> TASK INPUTS
· · · ·
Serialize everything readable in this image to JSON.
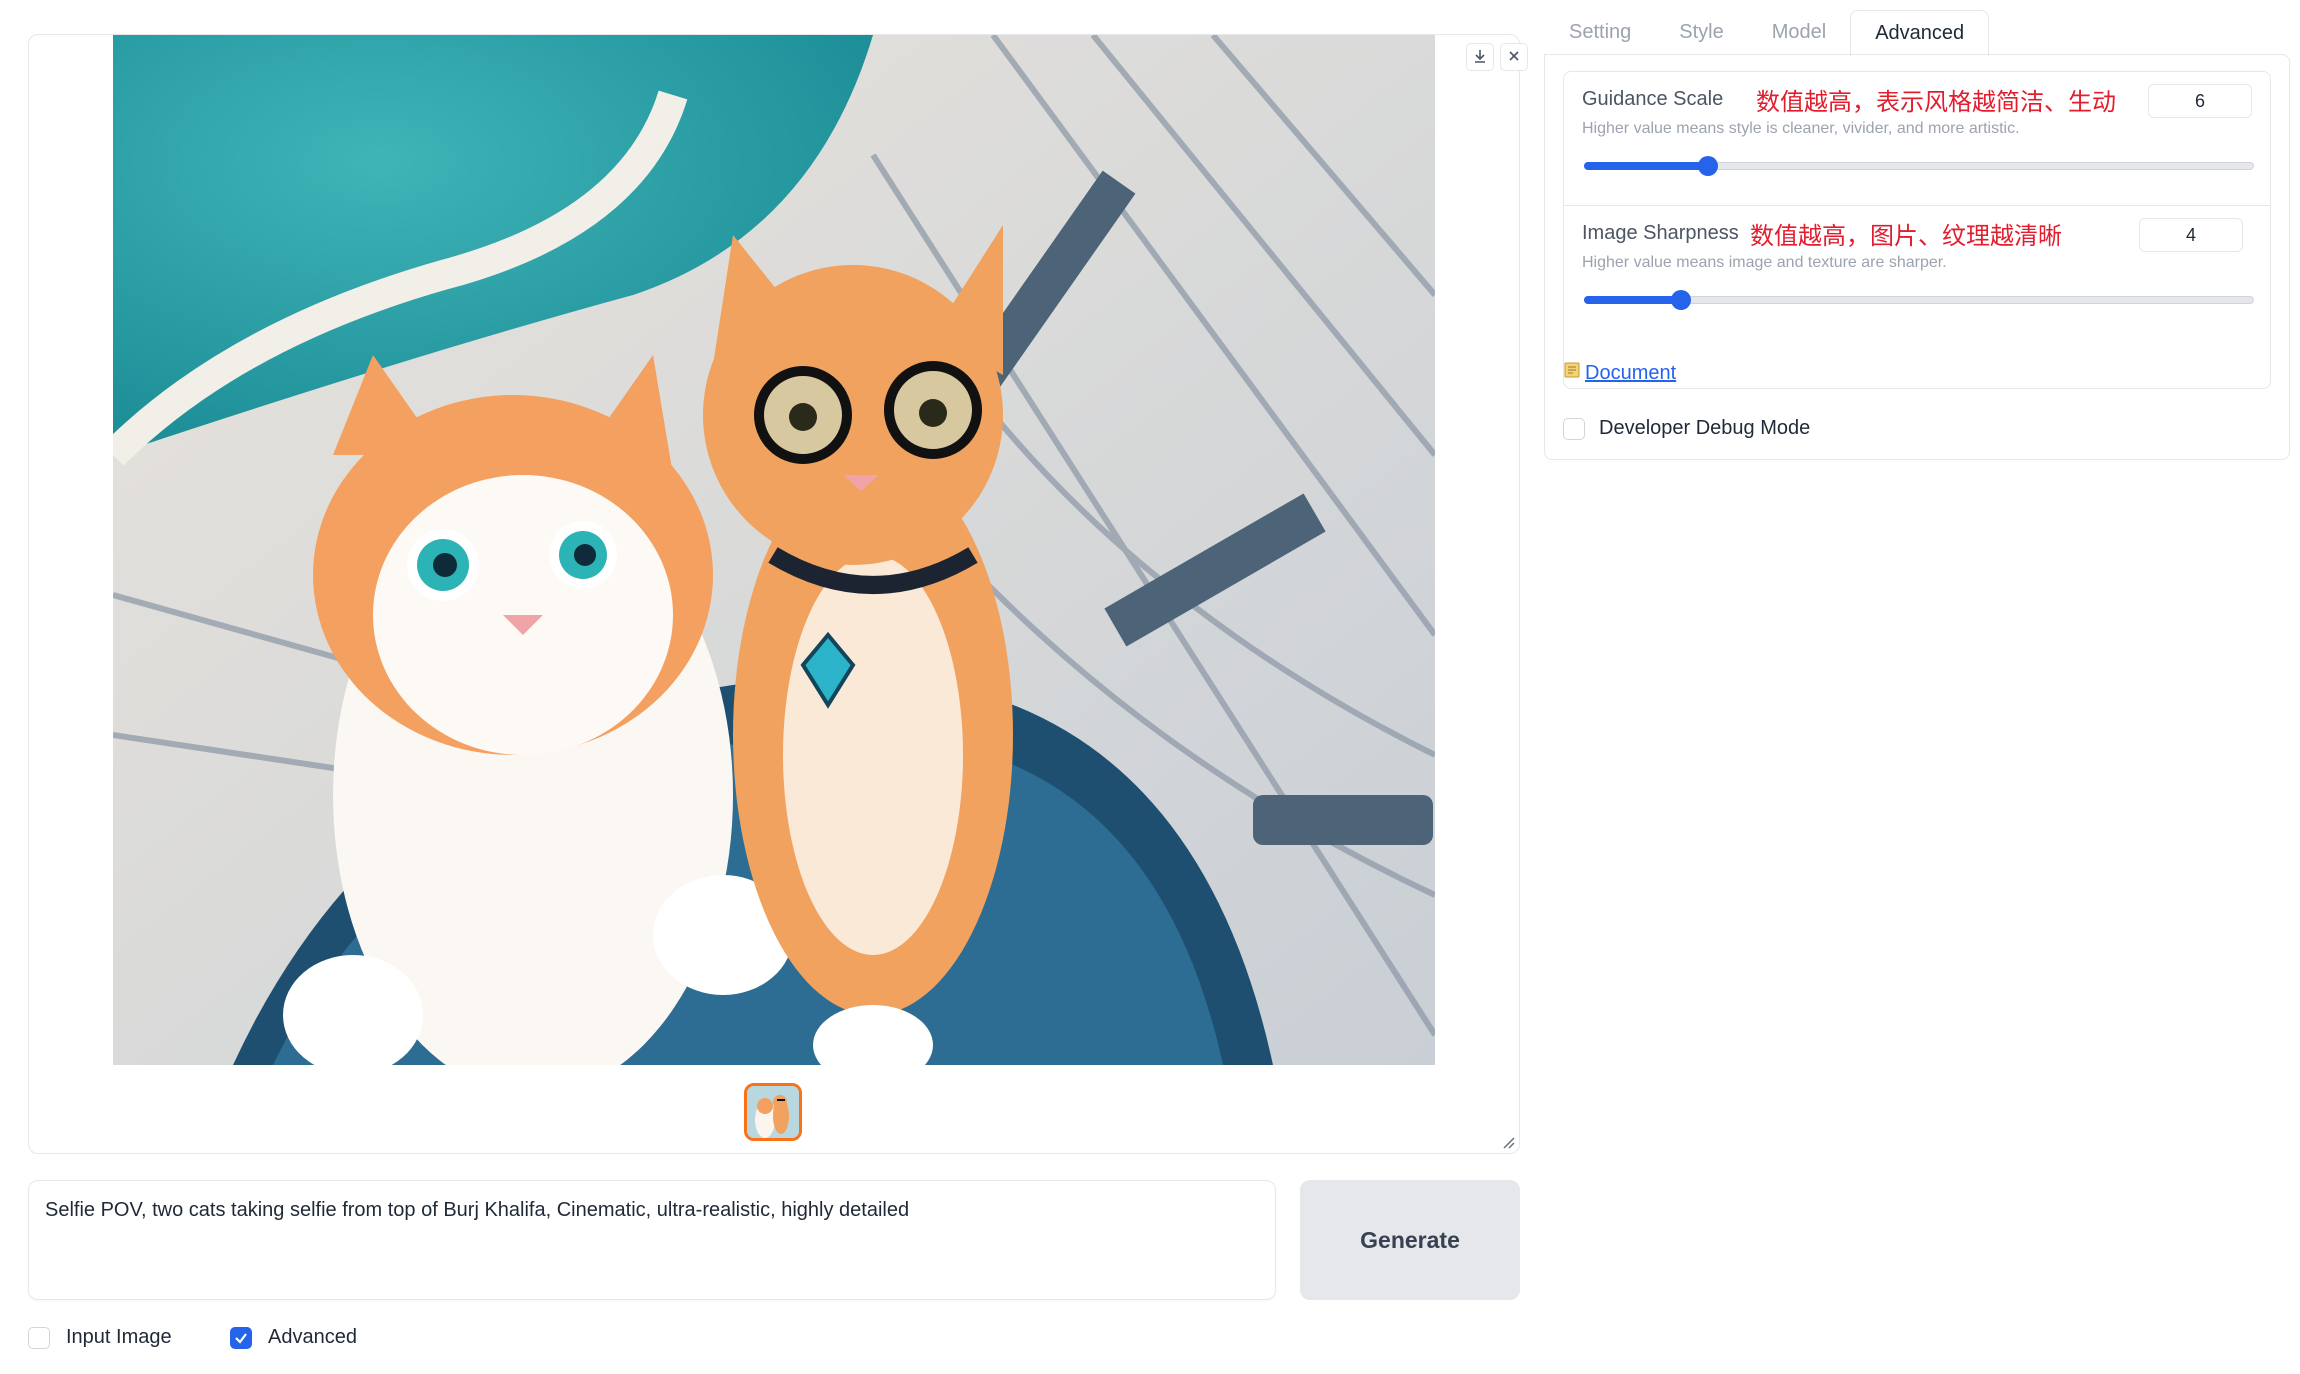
{
  "gallery": {
    "image_alt": "Two cats taking a selfie from the top of Burj Khalifa",
    "download_icon": "download-icon",
    "close_icon": "close-icon"
  },
  "prompt": {
    "value": "Selfie POV, two cats taking selfie from top of Burj Khalifa, Cinematic, ultra-realistic, highly detailed"
  },
  "generate_label": "Generate",
  "options": {
    "input_image_label": "Input Image",
    "input_image_checked": false,
    "advanced_label": "Advanced",
    "advanced_checked": true
  },
  "tabs": [
    "Setting",
    "Style",
    "Model",
    "Advanced"
  ],
  "active_tab": "Advanced",
  "guidance": {
    "label": "Guidance Scale",
    "note": "数值越高，表示风格越简洁、生动",
    "info": "Higher value means style is cleaner, vivider, and more artistic.",
    "value": "6",
    "slider_fraction": 0.185
  },
  "sharpness": {
    "label": "Image Sharpness",
    "note": "数值越高，图片、纹理越清晰",
    "info": "Higher value means image and texture are sharper.",
    "value": "4",
    "slider_fraction": 0.145
  },
  "document_link": "Document",
  "debug_label": "Developer Debug Mode",
  "colors": {
    "accent": "#2563eb",
    "thumb_border": "#f97316",
    "note": "#e11d2e"
  }
}
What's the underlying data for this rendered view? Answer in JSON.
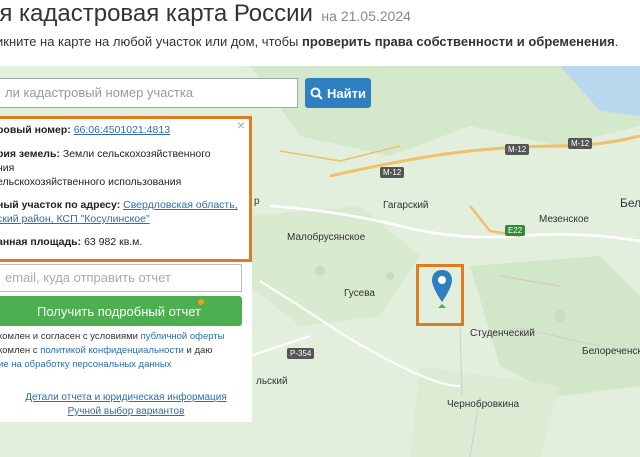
{
  "header": {
    "title": "ая кадастровая карта России",
    "date": "на 21.05.2024",
    "subtitle_prefix": "икните на карте на любой участок или дом, чтобы",
    "subtitle_bold": "проверить права собственности и обременения",
    "subtitle_suffix": "."
  },
  "search": {
    "placeholder": "ли кадастровый номер участка",
    "button_label": "Найти"
  },
  "card": {
    "cadastral_label": "ровый номер:",
    "cadastral_value": "66:06:4501021:4813",
    "category_label": "рия земель:",
    "category_value_1": "Земли сельскохозяйственного",
    "category_value_2": "ния",
    "category_value_3": "ельскохозяйственного использования",
    "address_label": "ный участок по адресу:",
    "address_value_1": "Свердловская область,",
    "address_value_2": "ский район, КСП \"Косулинское\"",
    "area_label": "анная площадь:",
    "area_value": "63 982 кв.м.",
    "close": "×"
  },
  "report": {
    "email_placeholder": "email, куда отправить отчет",
    "button_label": "Получить подробный отчет",
    "legal_1_prefix": "комлен и согласен с условиями",
    "legal_1_link": "публичной оферты",
    "legal_2_prefix": "комлен с",
    "legal_2_link": "политикой конфиденциальности",
    "legal_2_suffix": "и даю",
    "legal_3_link": "ие на обработку персональных данных",
    "link_details": "Детали отчета и юридическая информация",
    "link_manual": "Ручной выбор вариантов"
  },
  "map": {
    "places": {
      "gagarsky": "Гагарский",
      "malobrus": "Малобрусянское",
      "mezensk": "Мезенское",
      "guseva": "Гусева",
      "studench": "Студенческий",
      "beloretch": "Белореченский",
      "chernob": "Чернобровкина",
      "bel": "Бел",
      "p_left": "р",
      "lsky": "льский"
    },
    "roads": {
      "m12a": "М-12",
      "m12b": "М-12",
      "m12c": "М-12",
      "e22": "E22",
      "p354": "Р-354"
    }
  },
  "colors": {
    "accent": "#e07b1f",
    "primary": "#2f7fc1",
    "success": "#4caf50"
  }
}
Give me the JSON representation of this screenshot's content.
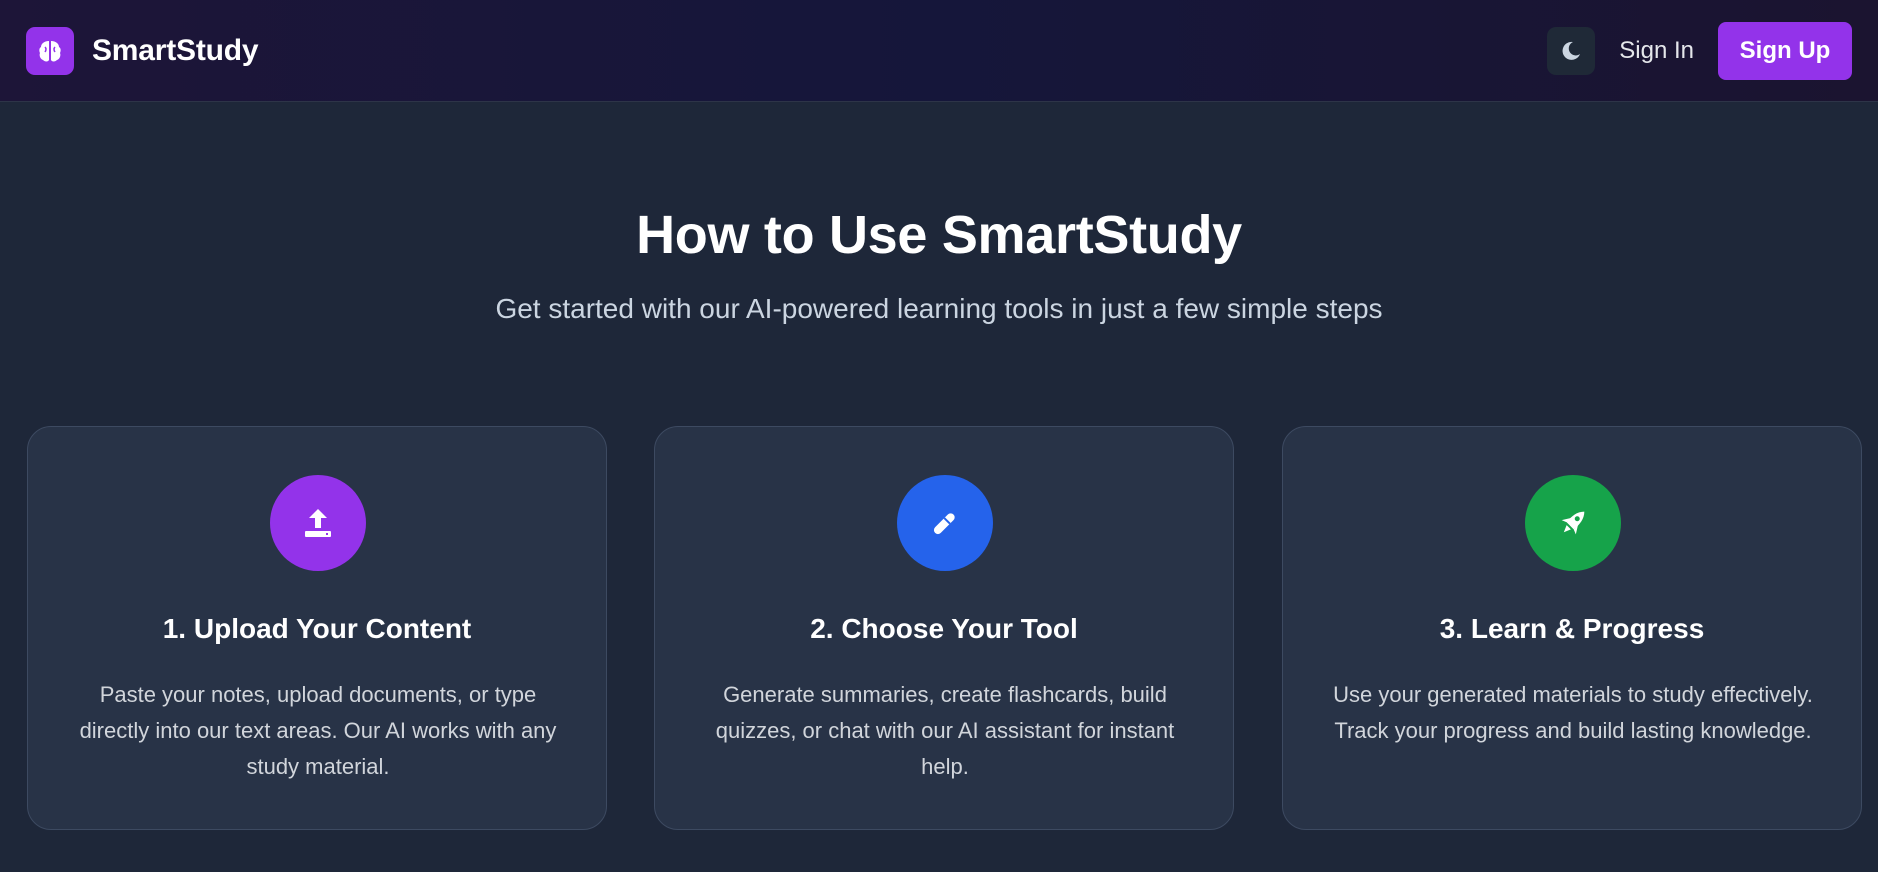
{
  "header": {
    "brand_name": "SmartStudy",
    "brand_icon": "brain-icon",
    "theme_icon": "moon-icon",
    "sign_in": "Sign In",
    "sign_up": "Sign Up"
  },
  "hero": {
    "title": "How to Use SmartStudy",
    "subtitle": "Get started with our AI-powered learning tools in just a few simple steps"
  },
  "steps": [
    {
      "title": "1. Upload Your Content",
      "description": "Paste your notes, upload documents, or type directly into our text areas. Our AI works with any study material.",
      "icon": "upload-icon",
      "color": "#9333ea"
    },
    {
      "title": "2. Choose Your Tool",
      "description": "Generate summaries, create flashcards, build quizzes, or chat with our AI assistant for instant help.",
      "icon": "pen-icon",
      "color": "#2563eb"
    },
    {
      "title": "3. Learn & Progress",
      "description": "Use your generated materials to study effectively. Track your progress and build lasting knowledge.",
      "icon": "rocket-icon",
      "color": "#16a34a"
    }
  ],
  "colors": {
    "accent": "#9333ea",
    "background": "#1e2739",
    "card": "#283347"
  }
}
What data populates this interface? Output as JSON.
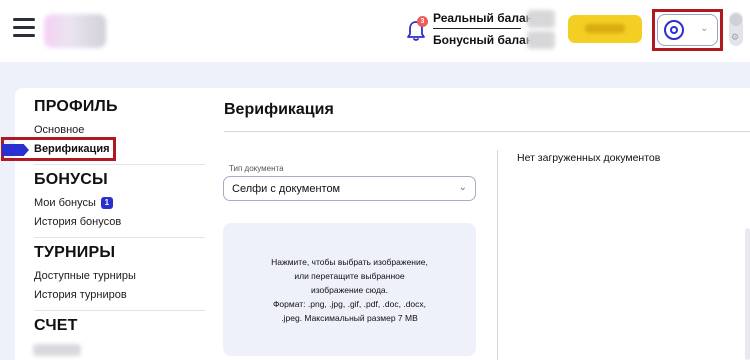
{
  "header": {
    "notification_count": "3",
    "real_balance_label": "Реальный баланс",
    "bonus_balance_label": "Бонусный баланс"
  },
  "sidebar": {
    "sections": [
      {
        "title": "ПРОФИЛЬ",
        "items": [
          {
            "label": "Основное"
          },
          {
            "label": "Верификация"
          }
        ]
      },
      {
        "title": "БОНУСЫ",
        "items": [
          {
            "label": "Мои бонусы",
            "badge": "1"
          },
          {
            "label": "История бонусов"
          }
        ]
      },
      {
        "title": "ТУРНИРЫ",
        "items": [
          {
            "label": "Доступные турниры"
          },
          {
            "label": "История турниров"
          }
        ]
      },
      {
        "title": "СЧЕТ",
        "items": []
      }
    ]
  },
  "main": {
    "title": "Верификация",
    "document_type": {
      "label": "Тип документа",
      "selected": "Селфи с документом"
    },
    "dropzone": {
      "lines": [
        "Нажмите, чтобы выбрать изображение,",
        "или перетащите выбранное",
        "изображение сюда.",
        "Формат: .png, .jpg, .gif, .pdf, .doc, .docx,",
        ".jpeg. Максимальный размер 7 MB"
      ]
    },
    "documents_empty_text": "Нет загруженных документов"
  }
}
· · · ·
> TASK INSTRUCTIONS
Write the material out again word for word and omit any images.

> WRITTEN RESPONSE
Serialize everything readable in this image to JSON.
{
  "gallery": {
    "image_alt": "Two cats taking a selfie from the top of Burj Khalifa",
    "download_icon": "download-icon",
    "close_icon": "close-icon"
  },
  "prompt": {
    "value": "Selfie POV, two cats taking selfie from top of Burj Khalifa, Cinematic, ultra-realistic, highly detailed"
  },
  "generate_label": "Generate",
  "options": {
    "input_image_label": "Input Image",
    "input_image_checked": false,
    "advanced_label": "Advanced",
    "advanced_checked": true
  },
  "tabs": [
    "Setting",
    "Style",
    "Model",
    "Advanced"
  ],
  "active_tab": "Advanced",
  "guidance": {
    "label": "Guidance Scale",
    "note": "数值越高，表示风格越简洁、生动",
    "info": "Higher value means style is cleaner, vivider, and more artistic.",
    "value": "6",
    "slider_fraction": 0.185
  },
  "sharpness": {
    "label": "Image Sharpness",
    "note": "数值越高，图片、纹理越清晰",
    "info": "Higher value means image and texture are sharper.",
    "value": "4",
    "slider_fraction": 0.145
  },
  "document_link": "Document",
  "debug_label": "Developer Debug Mode",
  "colors": {
    "accent": "#2563eb",
    "thumb_border": "#f97316",
    "note": "#e11d2e"
  }
}
What's the underlying data for this rendered view? Answer in JSON.
{
  "header": {
    "title": "ая кадастровая карта России",
    "date": "на 21.05.2024",
    "subtitle_prefix": "икните на карте на любой участок или дом, чтобы",
    "subtitle_bold": "проверить права собственности и обременения",
    "subtitle_suffix": "."
  },
  "search": {
    "placeholder": "ли кадастровый номер участка",
    "button_label": "Найти"
  },
  "card": {
    "cadastral_label": "ровый номер:",
    "cadastral_value": "66:06:4501021:4813",
    "category_label": "рия земель:",
    "category_value_1": "Земли сельскохозяйственного",
    "category_value_2": "ния",
    "category_value_3": "ельскохозяйственного использования",
    "address_label": "ный участок по адресу:",
    "address_value_1": "Свердловская область,",
    "address_value_2": "ский район, КСП \"Косулинское\"",
    "area_label": "анная площадь:",
    "area_value": "63 982 кв.м.",
    "close": "×"
  },
  "report": {
    "email_placeholder": "email, куда отправить отчет",
    "button_label": "Получить подробный отчет",
    "legal_1_prefix": "комлен и согласен с условиями",
    "legal_1_link": "публичной оферты",
    "legal_2_prefix": "комлен с",
    "legal_2_link": "политикой конфиденциальности",
    "legal_2_suffix": "и даю",
    "legal_3_link": "ие на обработку персональных данных",
    "link_details": "Детали отчета и юридическая информация",
    "link_manual": "Ручной выбор вариантов"
  },
  "map": {
    "places": {
      "gagarsky": "Гагарский",
      "malobrus": "Малобрусянское",
      "mezensk": "Мезенское",
      "guseva": "Гусева",
      "studench": "Студенческий",
      "beloretch": "Белореченский",
      "chernob": "Чернобровкина",
      "bel": "Бел",
      "p_left": "р",
      "lsky": "льский"
    },
    "roads": {
      "m12a": "М-12",
      "m12b": "М-12",
      "m12c": "М-12",
      "e22": "E22",
      "p354": "Р-354"
    }
  },
  "colors": {
    "accent": "#e07b1f",
    "primary": "#2f7fc1",
    "success": "#4caf50"
  }
}
Give me the JSON representation of this screenshot's content.
{
  "header": {
    "brand_name": "SmartStudy",
    "brand_icon": "brain-icon",
    "theme_icon": "moon-icon",
    "sign_in": "Sign In",
    "sign_up": "Sign Up"
  },
  "hero": {
    "title": "How to Use SmartStudy",
    "subtitle": "Get started with our AI-powered learning tools in just a few simple steps"
  },
  "steps": [
    {
      "title": "1. Upload Your Content",
      "description": "Paste your notes, upload documents, or type directly into our text areas. Our AI works with any study material.",
      "icon": "upload-icon",
      "color": "#9333ea"
    },
    {
      "title": "2. Choose Your Tool",
      "description": "Generate summaries, create flashcards, build quizzes, or chat with our AI assistant for instant help.",
      "icon": "pen-icon",
      "color": "#2563eb"
    },
    {
      "title": "3. Learn & Progress",
      "description": "Use your generated materials to study effectively. Track your progress and build lasting knowledge.",
      "icon": "rocket-icon",
      "color": "#16a34a"
    }
  ],
  "colors": {
    "accent": "#9333ea",
    "background": "#1e2739",
    "card": "#283347"
  }
}
What data populates this interface? Output as JSON.
{
  "header": {
    "notification_count": "3",
    "real_balance_label": "Реальный баланс",
    "bonus_balance_label": "Бонусный баланс"
  },
  "sidebar": {
    "sections": [
      {
        "title": "ПРОФИЛЬ",
        "items": [
          {
            "label": "Основное"
          },
          {
            "label": "Верификация"
          }
        ]
      },
      {
        "title": "БОНУСЫ",
        "items": [
          {
            "label": "Мои бонусы",
            "badge": "1"
          },
          {
            "label": "История бонусов"
          }
        ]
      },
      {
        "title": "ТУРНИРЫ",
        "items": [
          {
            "label": "Доступные турниры"
          },
          {
            "label": "История турниров"
          }
        ]
      },
      {
        "title": "СЧЕТ",
        "items": []
      }
    ]
  },
  "main": {
    "title": "Верификация",
    "document_type": {
      "label": "Тип документа",
      "selected": "Селфи с документом"
    },
    "dropzone": {
      "lines": [
        "Нажмите, чтобы выбрать изображение,",
        "или перетащите выбранное",
        "изображение сюда.",
        "Формат: .png, .jpg, .gif, .pdf, .doc, .docx,",
        ".jpeg. Максимальный размер 7 MB"
      ]
    },
    "documents_empty_text": "Нет загруженных документов"
  }
}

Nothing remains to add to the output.